AJM and Charlie Parker Memorial Foundation Team Up

For Immediate Release

January 31, 2018 

Marissa Baum

American Jazz Museum and Charlie Parker Memorial Foundation Team Up to Expand jazz Education to Youth Across the Urban Core

Kansas City, MO – The American Jazz Museum is expanding its Kansas City Jazz Academy by launching a partnership with the Charlie Parker Memorial Foundation’s Kansas City Arts Outreach an established music education program with mission similar to that of the Museum’s Jazz Academy. This new partnership will kick off at the beginning of the Academy’s Spring Semester, on February 3rd at 1:00pm at the American Jazz Museum.

The Kansas City Jazz Academy (KCJA), the museum’s most comprehensive music education program, completed its first year in May 2017. The program was successful in bringing 150 K-12 students together every Saturday for hands-on classes in Big Band, Combos, Improvisation, and more. The instructors of KCJA use the Orff Method, which addresses the basic concepts of music through speaking, chanting, singing, dancing, movement, acting, and playing percussion instruments. Beginning in 2018, KCJA will be led by Mr. Clarence Smith, who oversees the music department at the Metropolitan Community College-Penn Valley campus, where he directs a jazz combo and jazz ensemble, and teaches percussion, music appreciation, and jazz history. He has also been a director of the Kansas City Youth Jazz program for seven years.

Through this partnership, the toddler and elementary Academy students will have access to a new, innovative curriculum, created and proven successful by Mr. Greg Richter and Ms. Willa Eaton, who will be teaching the toddler and elementary classes each Saturday. KCJA will serve as continued access to quality music education for many students who have previously benefit from programming through the Eddie Baker School of Music, which ended its programs last year. The pipeline created by the structure of the Kansas City Jazz Academy ensures students beginning at even the youngest age, will have professional music education as they learn and grow, all the way through high school.

Ms. Cheptoo Kositany-Buckner, Executive Director of the American Jazz Museum emphasizes the importance of music in childhood development, stating “Music is essential to the development and the success of all children in our communities. However, children in low-income communities especially do not have easy access to the arts due to lack of programs in the schools, affordability of available initiatives, cultural relevance, transportation challenges, conflicting priorities for families, convenience and accessibility of programs.”

The Kansas City Jazz Academy was created to offer kids in low-income communities the opportunity to access a high quality and culturally relevant music education program. Kositany-Buckner elaborates, “Because Kansas City is one of the cradles of Jazz, it was important for us to have a program that taught not only the skills and knowledge of playing Jazz but also the history of the art form and the African American community at 18th and 12th and Vine that was the center of the Jazz Age. For kids in challenged communities to thrive as innovators, musicians, doctors, engineers, physicists, economists, astronauts and much more, they need the arts and kids in Kansas City specifically need Jazz.”

The KCJA invites full community participation by welcoming all students, regardless of age or ability; students do not need to audition in order to be enrolled.
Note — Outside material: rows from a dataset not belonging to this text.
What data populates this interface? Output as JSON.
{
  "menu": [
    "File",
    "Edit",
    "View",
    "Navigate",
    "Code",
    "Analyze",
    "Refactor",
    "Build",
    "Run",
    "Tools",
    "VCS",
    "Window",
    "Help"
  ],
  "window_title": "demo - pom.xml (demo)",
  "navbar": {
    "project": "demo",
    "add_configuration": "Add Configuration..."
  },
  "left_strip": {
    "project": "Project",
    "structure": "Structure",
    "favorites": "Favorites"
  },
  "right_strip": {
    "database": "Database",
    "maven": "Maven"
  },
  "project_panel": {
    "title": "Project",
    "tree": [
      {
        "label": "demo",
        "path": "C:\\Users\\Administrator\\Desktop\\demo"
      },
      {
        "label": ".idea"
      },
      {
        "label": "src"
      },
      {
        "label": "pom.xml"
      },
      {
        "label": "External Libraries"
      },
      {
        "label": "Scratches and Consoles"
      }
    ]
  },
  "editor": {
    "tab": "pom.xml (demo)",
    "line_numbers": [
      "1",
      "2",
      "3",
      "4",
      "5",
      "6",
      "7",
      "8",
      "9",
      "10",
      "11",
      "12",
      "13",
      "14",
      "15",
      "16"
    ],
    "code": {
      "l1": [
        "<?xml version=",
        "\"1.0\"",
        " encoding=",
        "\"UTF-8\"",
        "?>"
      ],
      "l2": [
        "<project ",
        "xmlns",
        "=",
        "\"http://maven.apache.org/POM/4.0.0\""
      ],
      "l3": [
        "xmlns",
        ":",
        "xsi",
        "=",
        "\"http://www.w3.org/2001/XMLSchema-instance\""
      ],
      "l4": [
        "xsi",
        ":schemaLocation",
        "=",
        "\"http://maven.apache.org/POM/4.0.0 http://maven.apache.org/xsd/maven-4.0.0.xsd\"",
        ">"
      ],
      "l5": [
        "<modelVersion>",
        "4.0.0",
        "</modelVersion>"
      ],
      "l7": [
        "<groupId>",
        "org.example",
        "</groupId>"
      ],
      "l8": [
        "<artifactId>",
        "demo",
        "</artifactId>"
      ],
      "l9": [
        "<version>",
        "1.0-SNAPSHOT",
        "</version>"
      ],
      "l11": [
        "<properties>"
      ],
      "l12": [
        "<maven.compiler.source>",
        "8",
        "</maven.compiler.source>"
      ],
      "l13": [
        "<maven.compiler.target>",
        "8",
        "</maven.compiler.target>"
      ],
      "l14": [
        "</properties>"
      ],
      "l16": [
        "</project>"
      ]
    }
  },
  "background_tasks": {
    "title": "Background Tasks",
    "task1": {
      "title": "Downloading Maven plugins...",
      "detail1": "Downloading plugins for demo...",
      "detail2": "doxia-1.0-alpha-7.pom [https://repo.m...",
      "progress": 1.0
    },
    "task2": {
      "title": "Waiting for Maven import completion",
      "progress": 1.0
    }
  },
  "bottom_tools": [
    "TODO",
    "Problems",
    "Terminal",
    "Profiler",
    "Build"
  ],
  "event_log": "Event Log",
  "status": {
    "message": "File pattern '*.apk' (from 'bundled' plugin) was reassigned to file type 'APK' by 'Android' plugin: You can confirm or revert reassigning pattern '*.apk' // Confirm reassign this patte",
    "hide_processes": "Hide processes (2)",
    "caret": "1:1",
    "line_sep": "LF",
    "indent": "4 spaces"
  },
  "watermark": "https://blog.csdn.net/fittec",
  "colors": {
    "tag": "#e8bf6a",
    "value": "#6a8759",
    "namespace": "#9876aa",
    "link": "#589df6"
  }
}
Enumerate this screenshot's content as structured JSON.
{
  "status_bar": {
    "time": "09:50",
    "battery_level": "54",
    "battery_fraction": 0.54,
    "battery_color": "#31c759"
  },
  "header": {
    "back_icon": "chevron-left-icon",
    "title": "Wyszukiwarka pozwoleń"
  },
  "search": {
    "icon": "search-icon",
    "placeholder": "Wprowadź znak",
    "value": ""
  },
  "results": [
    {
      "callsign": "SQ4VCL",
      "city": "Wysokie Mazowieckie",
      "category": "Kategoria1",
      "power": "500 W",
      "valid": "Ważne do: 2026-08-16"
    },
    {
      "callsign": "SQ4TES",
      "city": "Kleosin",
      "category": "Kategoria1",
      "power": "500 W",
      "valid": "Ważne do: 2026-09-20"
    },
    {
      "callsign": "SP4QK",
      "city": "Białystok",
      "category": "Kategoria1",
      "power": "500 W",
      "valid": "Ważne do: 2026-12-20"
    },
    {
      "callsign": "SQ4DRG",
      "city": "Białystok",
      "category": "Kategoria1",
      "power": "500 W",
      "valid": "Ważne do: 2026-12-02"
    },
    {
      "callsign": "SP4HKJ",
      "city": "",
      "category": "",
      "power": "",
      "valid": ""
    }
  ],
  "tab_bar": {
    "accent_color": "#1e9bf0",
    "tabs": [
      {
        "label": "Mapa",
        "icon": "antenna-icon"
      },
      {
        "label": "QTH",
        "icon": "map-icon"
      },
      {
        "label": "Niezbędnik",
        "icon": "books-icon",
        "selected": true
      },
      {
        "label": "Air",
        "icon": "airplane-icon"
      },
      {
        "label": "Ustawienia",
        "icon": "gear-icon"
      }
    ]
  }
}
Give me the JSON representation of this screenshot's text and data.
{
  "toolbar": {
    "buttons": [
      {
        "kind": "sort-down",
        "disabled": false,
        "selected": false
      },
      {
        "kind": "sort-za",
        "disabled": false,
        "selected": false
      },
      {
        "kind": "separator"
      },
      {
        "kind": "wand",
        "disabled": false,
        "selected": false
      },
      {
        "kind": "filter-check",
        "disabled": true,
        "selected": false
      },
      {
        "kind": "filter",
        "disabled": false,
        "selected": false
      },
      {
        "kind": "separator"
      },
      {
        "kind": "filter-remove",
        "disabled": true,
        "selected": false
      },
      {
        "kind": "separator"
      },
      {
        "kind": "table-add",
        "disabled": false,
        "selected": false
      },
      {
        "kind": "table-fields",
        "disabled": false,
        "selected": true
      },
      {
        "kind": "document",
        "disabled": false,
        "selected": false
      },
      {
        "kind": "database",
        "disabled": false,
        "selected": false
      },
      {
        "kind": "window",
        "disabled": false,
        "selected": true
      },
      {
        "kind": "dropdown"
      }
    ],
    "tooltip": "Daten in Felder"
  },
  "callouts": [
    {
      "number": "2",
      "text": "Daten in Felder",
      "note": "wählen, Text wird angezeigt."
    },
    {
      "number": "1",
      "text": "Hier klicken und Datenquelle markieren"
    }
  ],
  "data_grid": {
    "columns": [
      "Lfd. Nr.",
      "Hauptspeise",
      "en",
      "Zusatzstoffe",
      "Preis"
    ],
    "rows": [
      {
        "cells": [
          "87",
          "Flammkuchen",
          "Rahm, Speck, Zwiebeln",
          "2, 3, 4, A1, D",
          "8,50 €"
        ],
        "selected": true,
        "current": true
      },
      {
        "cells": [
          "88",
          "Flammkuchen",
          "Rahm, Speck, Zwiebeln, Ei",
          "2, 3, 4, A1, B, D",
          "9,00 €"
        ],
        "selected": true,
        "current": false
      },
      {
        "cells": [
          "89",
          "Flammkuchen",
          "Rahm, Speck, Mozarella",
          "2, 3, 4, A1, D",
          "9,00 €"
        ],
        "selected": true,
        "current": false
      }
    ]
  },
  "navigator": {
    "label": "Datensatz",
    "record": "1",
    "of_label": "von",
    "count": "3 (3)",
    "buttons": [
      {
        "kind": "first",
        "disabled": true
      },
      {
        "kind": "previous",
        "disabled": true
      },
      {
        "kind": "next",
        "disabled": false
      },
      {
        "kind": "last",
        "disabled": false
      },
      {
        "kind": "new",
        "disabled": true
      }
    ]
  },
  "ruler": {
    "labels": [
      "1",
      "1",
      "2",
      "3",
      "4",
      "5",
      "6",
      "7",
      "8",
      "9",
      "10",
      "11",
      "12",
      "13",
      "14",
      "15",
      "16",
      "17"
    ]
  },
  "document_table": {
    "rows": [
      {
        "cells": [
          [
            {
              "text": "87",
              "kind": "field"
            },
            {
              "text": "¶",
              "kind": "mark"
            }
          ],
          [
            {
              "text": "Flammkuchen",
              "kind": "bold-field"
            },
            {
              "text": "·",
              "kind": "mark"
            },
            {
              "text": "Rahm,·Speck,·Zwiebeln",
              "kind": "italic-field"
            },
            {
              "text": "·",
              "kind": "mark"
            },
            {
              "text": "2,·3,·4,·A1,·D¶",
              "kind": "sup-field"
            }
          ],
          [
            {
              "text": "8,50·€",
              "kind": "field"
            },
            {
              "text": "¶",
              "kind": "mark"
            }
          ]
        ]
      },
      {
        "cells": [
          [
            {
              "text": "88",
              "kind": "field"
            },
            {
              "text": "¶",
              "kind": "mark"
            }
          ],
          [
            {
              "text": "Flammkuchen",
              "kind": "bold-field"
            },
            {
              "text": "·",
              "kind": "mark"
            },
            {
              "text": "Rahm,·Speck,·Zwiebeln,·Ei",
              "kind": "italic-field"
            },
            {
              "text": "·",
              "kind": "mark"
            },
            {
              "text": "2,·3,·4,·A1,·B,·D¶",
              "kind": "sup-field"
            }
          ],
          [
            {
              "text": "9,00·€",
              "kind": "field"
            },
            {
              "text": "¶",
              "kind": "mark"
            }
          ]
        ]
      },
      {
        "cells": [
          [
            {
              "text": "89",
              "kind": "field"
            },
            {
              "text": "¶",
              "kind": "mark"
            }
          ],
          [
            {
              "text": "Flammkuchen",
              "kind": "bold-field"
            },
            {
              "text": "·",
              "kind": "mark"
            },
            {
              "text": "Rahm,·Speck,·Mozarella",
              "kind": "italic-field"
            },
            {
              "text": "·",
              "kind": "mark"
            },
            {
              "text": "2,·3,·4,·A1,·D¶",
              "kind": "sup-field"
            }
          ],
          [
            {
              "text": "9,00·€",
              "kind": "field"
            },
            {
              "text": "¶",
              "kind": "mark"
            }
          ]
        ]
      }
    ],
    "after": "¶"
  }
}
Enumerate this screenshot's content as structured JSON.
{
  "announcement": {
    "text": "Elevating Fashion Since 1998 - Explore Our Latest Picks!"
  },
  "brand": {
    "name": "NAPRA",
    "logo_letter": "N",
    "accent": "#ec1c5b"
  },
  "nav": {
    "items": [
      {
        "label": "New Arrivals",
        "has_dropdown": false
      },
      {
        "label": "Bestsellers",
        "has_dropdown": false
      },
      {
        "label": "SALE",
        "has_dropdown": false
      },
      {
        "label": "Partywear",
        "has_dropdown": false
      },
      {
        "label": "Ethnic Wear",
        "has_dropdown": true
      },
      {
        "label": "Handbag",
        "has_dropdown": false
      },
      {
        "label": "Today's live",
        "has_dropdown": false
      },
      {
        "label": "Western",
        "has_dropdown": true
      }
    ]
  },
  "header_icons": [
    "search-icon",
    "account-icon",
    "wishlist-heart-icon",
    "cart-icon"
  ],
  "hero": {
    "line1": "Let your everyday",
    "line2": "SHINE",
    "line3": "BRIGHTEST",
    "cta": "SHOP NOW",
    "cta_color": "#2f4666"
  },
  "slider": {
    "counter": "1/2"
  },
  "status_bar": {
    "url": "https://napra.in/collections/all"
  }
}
Students are welcome to bring their own instruments to the classes, but any child who does not have his or her own instrument is given one to use free of charge. This is made possible by in-kind contributions from the Yamaha Corporation.